YOUR ASSIGNMENT =
For each record below, output its text exactly and skip any picture.

Entries from a dataset of interfaces
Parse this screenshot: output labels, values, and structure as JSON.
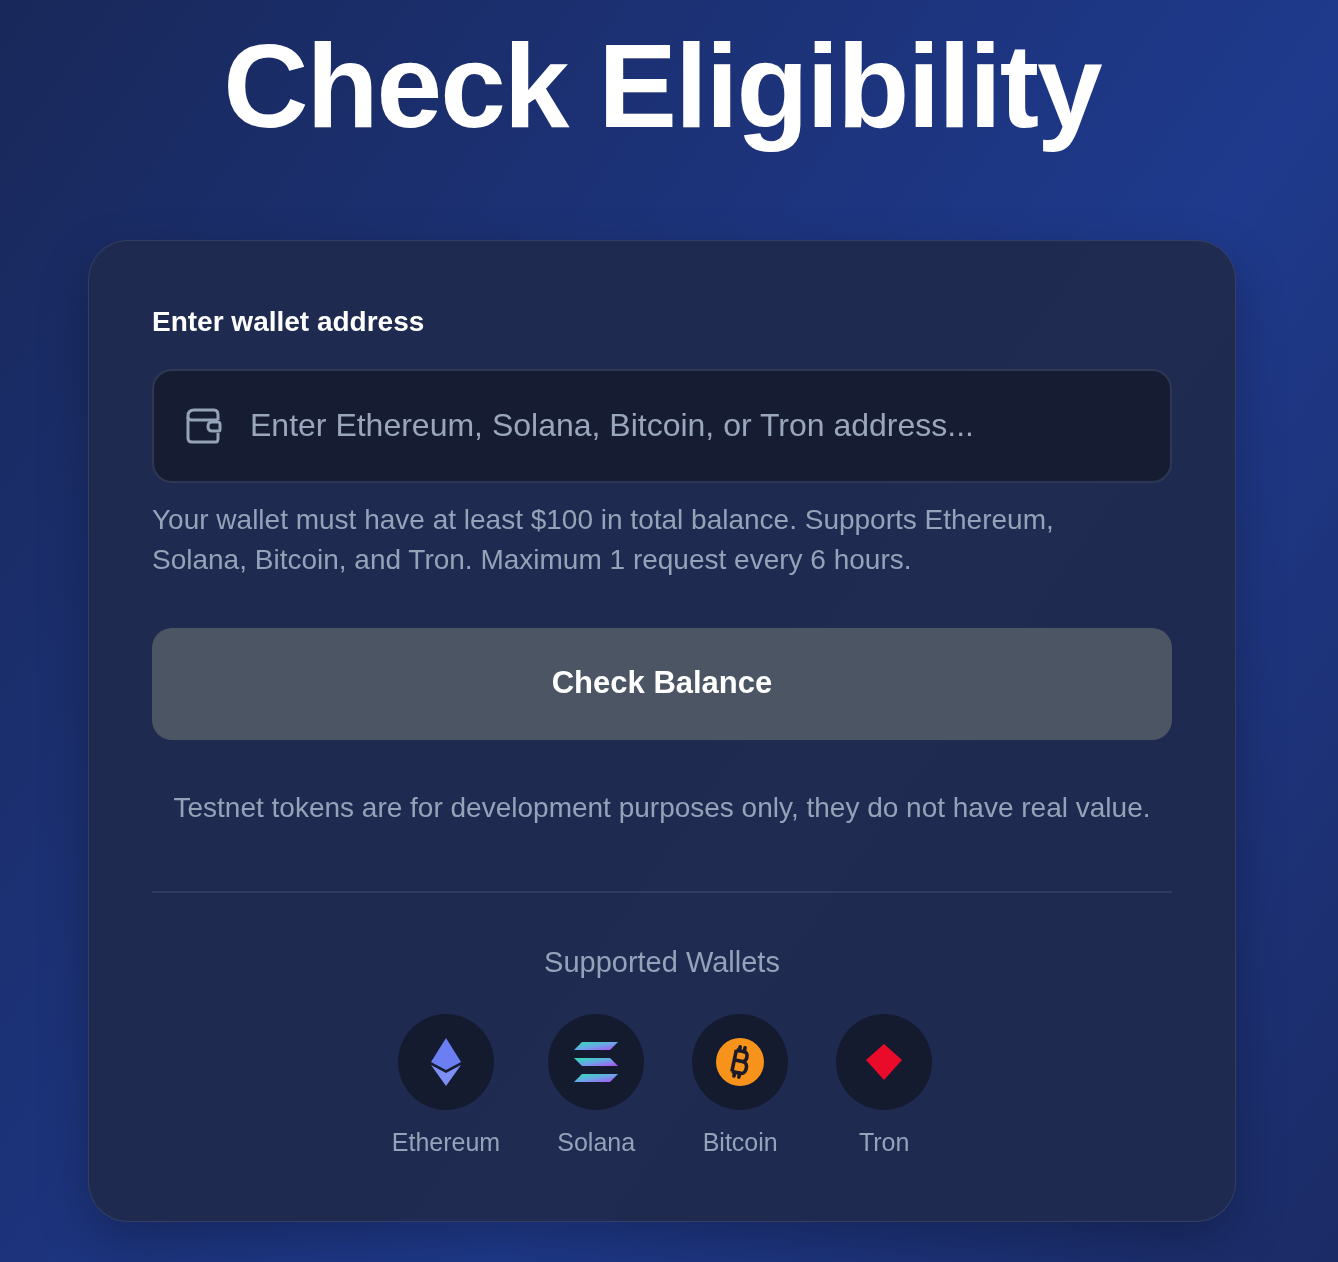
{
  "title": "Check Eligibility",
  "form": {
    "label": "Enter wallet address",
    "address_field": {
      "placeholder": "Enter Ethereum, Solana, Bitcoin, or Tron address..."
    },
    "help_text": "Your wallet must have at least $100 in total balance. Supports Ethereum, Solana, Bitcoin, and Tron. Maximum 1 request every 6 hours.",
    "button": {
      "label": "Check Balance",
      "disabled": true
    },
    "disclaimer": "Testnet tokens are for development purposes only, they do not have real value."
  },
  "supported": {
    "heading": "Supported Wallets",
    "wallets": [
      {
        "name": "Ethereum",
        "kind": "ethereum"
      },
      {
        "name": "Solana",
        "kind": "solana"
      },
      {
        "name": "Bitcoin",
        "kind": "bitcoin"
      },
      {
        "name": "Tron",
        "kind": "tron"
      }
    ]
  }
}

RESPONSE FOR THIS EXERCISE =
Parse this screenshot: output labels, values, and structure as JSON.
{
  "title": "Check Eligibility",
  "form": {
    "label": "Enter wallet address",
    "address_field": {
      "placeholder": "Enter Ethereum, Solana, Bitcoin, or Tron address..."
    },
    "help_text": "Your wallet must have at least $100 in total balance. Supports Ethereum, Solana, Bitcoin, and Tron. Maximum 1 request every 6 hours.",
    "button": {
      "label": "Check Balance",
      "disabled": true
    },
    "disclaimer": "Testnet tokens are for development purposes only, they do not have real value."
  },
  "supported": {
    "heading": "Supported Wallets",
    "wallets": [
      {
        "name": "Ethereum",
        "kind": "ethereum"
      },
      {
        "name": "Solana",
        "kind": "solana"
      },
      {
        "name": "Bitcoin",
        "kind": "bitcoin"
      },
      {
        "name": "Tron",
        "kind": "tron"
      }
    ]
  }
}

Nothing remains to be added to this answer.